US deciding how to punish ally Turkey over Russian arms deal

The United States is edging closer to crisis with NATO ally Turkey, now that it has started receiving components of a Russian-made air defense system in defiance of Trump administration warnings

Despite the warnings, the administration was publicly silent on how it would respond to Turkey's announcement Friday that it received the first shipment of the S-400 system. After saying it would hold a news conference Friday morning to discuss the issue, the Pentagon later told reporters that it had been postponed "indefinitely."

The acting secretary of defense, Mark Esper, spoke by phone with his Turkish counterpart for 30 minutes, but the Pentagon declined to discuss the call.

Members of Congress, however, were quick to condemn.

"Turkey and Erdogan must face stiff consequences for this decision," the joint statement by Reps. Eliot L. Engel, a New York Democrat, and Rep. Michael McCaul, a Texas Republican, said, referring to Turkish President Recep Tayyip Erdogan.

For months, Washington urged Turkey to buy the American-made Patriot air defense system instead and has insisted that buying from Russia would result in economic and military penalties. Turkey has said it was not offered favorable terms on the Patriot.

Among the U.S. penalties would be cutting Turkey out of the multi-national F-35 production program, depriving the Turks of the sophisticated stealth aircraft and the economic benefit of helping to build them.

The U.S. concern is that the S-400 could be used to gather data on the capabilities of the F-35, and that the information could end up in Russian hands. But more than technology is at stake. Turkey has long been a key to the defense of NATO's southeastern flank, and some believe its willingness to buy key weaponry from Russia — long identified as NATO's main adversary — suggests the possibility that its alliance status is in jeopardy.

President Donald Trump recently expressed sympathy toward Turkey's decision to complete the Russia deal, although Erdogan's government has been told that the S-400 is incompatible with NATO air defense systems and is seen by alliance officials as a threat to the F-35.

In the Senate, too, Republicans and Democrats alike expressed dismay at the Turks' move.

"By accepting delivery of the S-400 from Russia, President Erdogan has chosen a perilous partnership with Putin at the expense of Turkey's security, economic prosperity and the integrity of the NATO alliance," the top members of the Senate committees on Foreign Relations and Armed Services said in a joint statement.

Putin has long complained that NATO is designed to target Russia. Some see the Russian sale as an attempt to drive a wedge between NATO allies.

In their joint statement, the Senate committee leaders also called the Turkish action "a troubling signal of strategic alignment with Putin's Russia" and a threat to the F-35 program.

Derek Chollet, a senior defense official in the Obama administration, said Turkey's decision to begin taking delivery of the S-400 was not a surprise.

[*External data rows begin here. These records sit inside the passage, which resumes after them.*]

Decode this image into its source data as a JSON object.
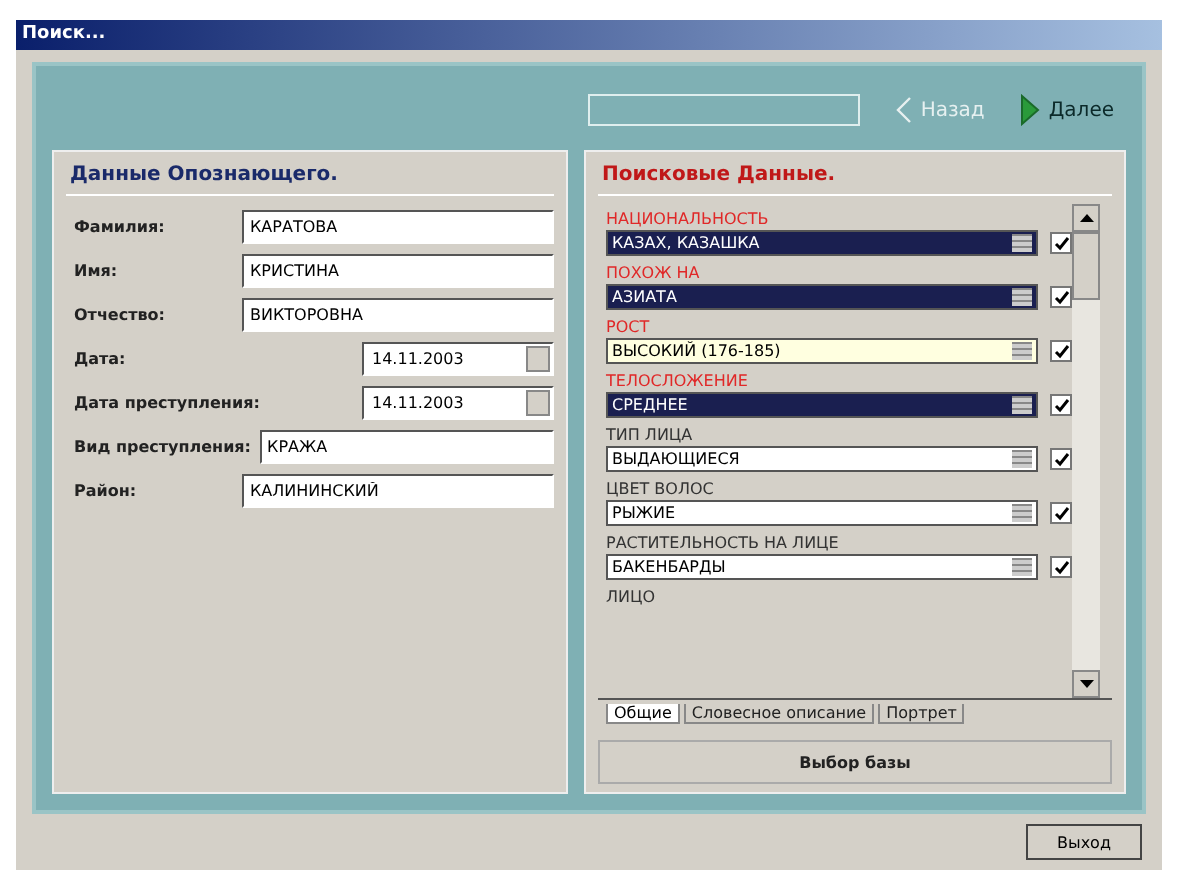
{
  "window": {
    "title": "Поиск..."
  },
  "toolbar": {
    "back": {
      "label": "Назад",
      "disabled": true
    },
    "next": {
      "label": "Далее",
      "disabled": false
    }
  },
  "left_panel": {
    "title": "Данные Опознающего.",
    "fields": [
      {
        "label": "Фамилия:",
        "value": "КАРАТОВА",
        "kind": "text"
      },
      {
        "label": "Имя:",
        "value": "КРИСТИНА",
        "kind": "text"
      },
      {
        "label": "Отчество:",
        "value": "ВИКТОРОВНА",
        "kind": "text"
      },
      {
        "label": "Дата:",
        "value": "14.11.2003",
        "kind": "date"
      },
      {
        "label": "Дата преступления:",
        "value": "14.11.2003",
        "kind": "date"
      },
      {
        "label": "Вид преступления:",
        "value": "КРАЖА",
        "kind": "text"
      },
      {
        "label": "Район:",
        "value": "КАЛИНИНСКИЙ",
        "kind": "text"
      }
    ]
  },
  "right_panel": {
    "title": "Поисковые Данные.",
    "items": [
      {
        "label": "НАЦИОНАЛЬНОСТЬ",
        "value": "КАЗАХ, КАЗАШКА",
        "active": true,
        "selected": true,
        "focused": false,
        "checked": true
      },
      {
        "label": "ПОХОЖ НА",
        "value": "АЗИАТА",
        "active": true,
        "selected": true,
        "focused": false,
        "checked": true
      },
      {
        "label": "РОСТ",
        "value": "ВЫСОКИЙ (176-185)",
        "active": true,
        "selected": false,
        "focused": true,
        "checked": true
      },
      {
        "label": "ТЕЛОСЛОЖЕНИЕ",
        "value": "СРЕДНЕЕ",
        "active": true,
        "selected": true,
        "focused": false,
        "checked": true
      },
      {
        "label": "ТИП ЛИЦА",
        "value": "ВЫДАЮЩИЕСЯ",
        "active": false,
        "selected": false,
        "focused": false,
        "checked": true
      },
      {
        "label": "ЦВЕТ ВОЛОС",
        "value": "РЫЖИЕ",
        "active": false,
        "selected": false,
        "focused": false,
        "checked": true
      },
      {
        "label": "РАСТИТЕЛЬНОСТЬ НА ЛИЦЕ",
        "value": "БАКЕНБАРДЫ",
        "active": false,
        "selected": false,
        "focused": false,
        "checked": true
      },
      {
        "label": "ЛИЦО",
        "active": false,
        "kind": "label_only"
      }
    ],
    "tabs": [
      {
        "label": "Общие",
        "selected": true
      },
      {
        "label": "Словесное описание",
        "selected": false
      },
      {
        "label": "Портрет",
        "selected": false
      }
    ],
    "button": "Выбор базы"
  },
  "footer": {
    "button": "Выход"
  }
}
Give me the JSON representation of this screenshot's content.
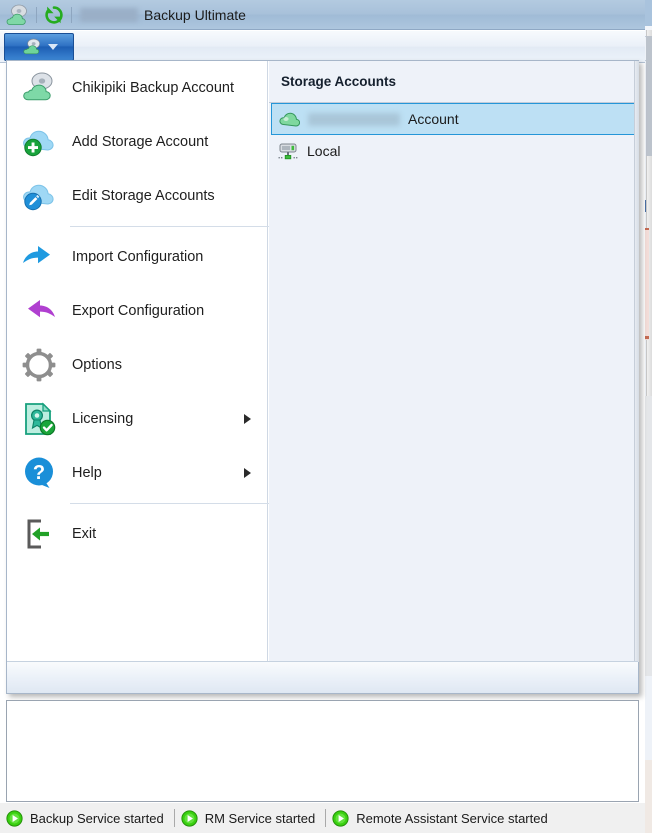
{
  "titlebar": {
    "app_icon": "cloud-backup-icon",
    "refresh_icon": "refresh-icon",
    "redacted_brand": "",
    "title": "Backup Ultimate"
  },
  "toolbar": {
    "menu_button_icon": "cloud-backup-icon",
    "menu_button_caret": "chevron-down-icon"
  },
  "menu": {
    "items": [
      {
        "label": "Chikipiki Backup Account",
        "icon": "cloud-account-icon",
        "submenu": false,
        "separator_after": false
      },
      {
        "label": "Add Storage Account",
        "icon": "cloud-plus-icon",
        "submenu": false,
        "separator_after": false
      },
      {
        "label": "Edit Storage Accounts",
        "icon": "cloud-pencil-icon",
        "submenu": false,
        "separator_after": true
      },
      {
        "label": "Import Configuration",
        "icon": "import-arrow-icon",
        "submenu": false,
        "separator_after": false
      },
      {
        "label": "Export Configuration",
        "icon": "export-arrow-icon",
        "submenu": false,
        "separator_after": false
      },
      {
        "label": "Options",
        "icon": "gear-icon",
        "submenu": false,
        "separator_after": false
      },
      {
        "label": "Licensing",
        "icon": "certificate-check-icon",
        "submenu": true,
        "separator_after": false
      },
      {
        "label": "Help",
        "icon": "question-bubble-icon",
        "submenu": true,
        "separator_after": true
      },
      {
        "label": "Exit",
        "icon": "exit-arrow-icon",
        "submenu": false,
        "separator_after": false
      }
    ]
  },
  "storage_accounts": {
    "header": "Storage Accounts",
    "rows": [
      {
        "redacted_prefix": true,
        "label": "Account",
        "icon": "cloud-green-icon",
        "selected": true
      },
      {
        "redacted_prefix": false,
        "label": "Local",
        "icon": "local-drive-icon",
        "selected": false
      }
    ]
  },
  "statusbar": {
    "items": [
      {
        "label": "Backup Service started",
        "icon": "service-running-icon"
      },
      {
        "label": "RM Service started",
        "icon": "service-running-icon"
      },
      {
        "label": "Remote Assistant Service started",
        "icon": "service-running-icon"
      }
    ]
  },
  "colors": {
    "titlebar": "#a8c1da",
    "accent_blue": "#1d5fb4",
    "selection": "#bde0f4",
    "selection_border": "#2596d8",
    "status_green": "#36c410"
  }
}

"It is a major problem for NATO — at best it will limit Turkey's role in the alliance, and at worst things could spin out of control," Chollet said. "Because our shared interests are so compelling I believe Turkey's place in the alliance will endure, but this will do lasting harm — starting with no F-35s, U.S. sanctions, and broader intelligence concerns."

U.S. officials have previously warned that sanctions would be imposed under the Countering America's Adversaries Through Sanctions Act if Turkey went ahead with the S-400 purchase. Sanctions would mark a new low in the already-tense relations between Turkey and the U.S. Last year the United States imposed sanctions on Turkey over its detention of an American pastor, triggering a Turkish currency crisis.

The prospect of a further rupture in Turkey's relations with Washington also raises a delicate issue rarely mentioned in public: the status of American nuclear weapons stored at Turkey's Incirlik air base. Turkey has had a nuclear role in NATO for decades, but this new split is likely to cause some in Washington to question the wisdom of keeping those nuclear bombs at Incirlik. Locations of U.S. nuclear weapons abroad are not publicly acknowledged by the U.S. as a matter of policy.

Turkey has refused to bow to U.S. pressure, insisting that choosing which defense equipment to purchase is a matter of national sovereignty.